The idea of bringing Buddy Hield to Philadelphia is not a new one. He’s a scrumptious fit on paper — a deadeye shooter who can create his own shot without domineering possessions. Few players fit more cleanly as a third option next to Joel Embiid and Ben Simmons.
Brett Brown has gotten creative with shooters in the past (see: J.J. Redick, Landry Shamet), so he would have no trouble integrating Hield into the Sixers’ halfcourt offense. Harrison Barnes is a big contract, but not as big as Tobias Harris. On the surface, this trade is at least palatable.
In the end, however, it’s difficult for me to endorse this. Josh Richardson only has one year left on his contract and is bound to get expensive when it ends, something the Sixers are undoubtedly conscious of. Even so, he’s a valuable asset and someone Philadelphia should value more strongly than this proposal would suggest.
While Hield is a treat to watch, he’s far from a perfect player. He’s a much cleaner fit than both Harris and Richardson, but the Sixers’ issues aren’t the fault of either one. Harris is a much better player overall, and some may even argue the same for Richardson. I would focus on adding shooters on the periphery, rather than shoveling Harris and Richardson to Sacramento for more long-term money.

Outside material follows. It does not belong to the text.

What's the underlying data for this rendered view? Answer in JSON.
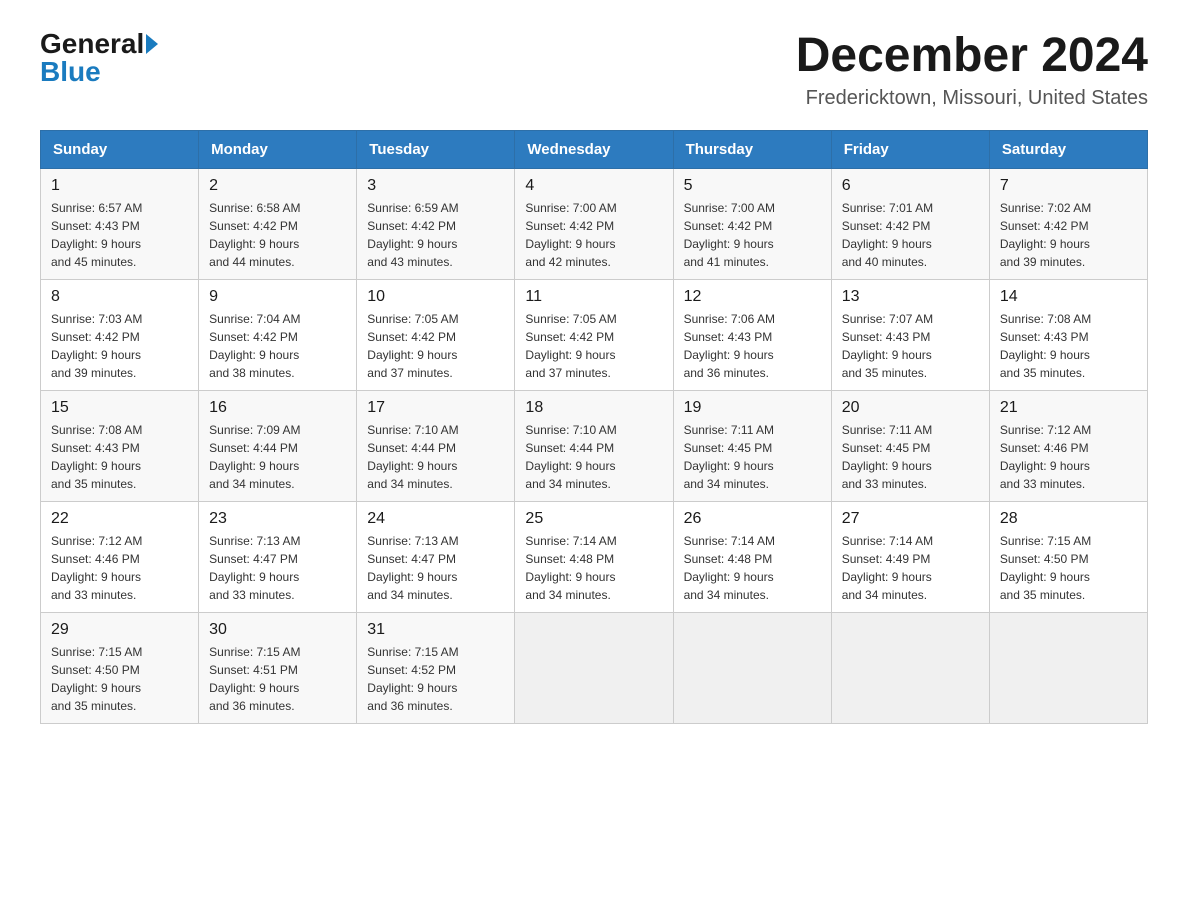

The cherries on top of my argument are Zhaire Smith and the first-round pick. Harris’ contract is bad, but the Sixers are still taking back negative money in Barnes, who is overpaid (albeit to a smaller degree). If the Sixers were to execute this trade without the additional assets, fine. But the inclusion of Smith — who I still have faith in as a prospect — and a first-round pick, is stretching an already paper-thin offer too far.
If the Sixers could finagle a Horford trade, as opposed to a Harris trade, then the deal would swing wildly in Philadelphia’s favor. While Harris is overpaid, Horford is actively harming the Sixers. He’s a much worse contract, and in this case, he does fill a need for Sacramento in the frontcourt. The Kings wanted Horford last summer, but were outbid.
The Kings probably wouldn’t pay the same price for Horford, but when it comes to the Harris-Richardson proposal, it feels too costly for the Sixers — even if Hield, and even Barnes, would find a comfortable home in Philadelphia.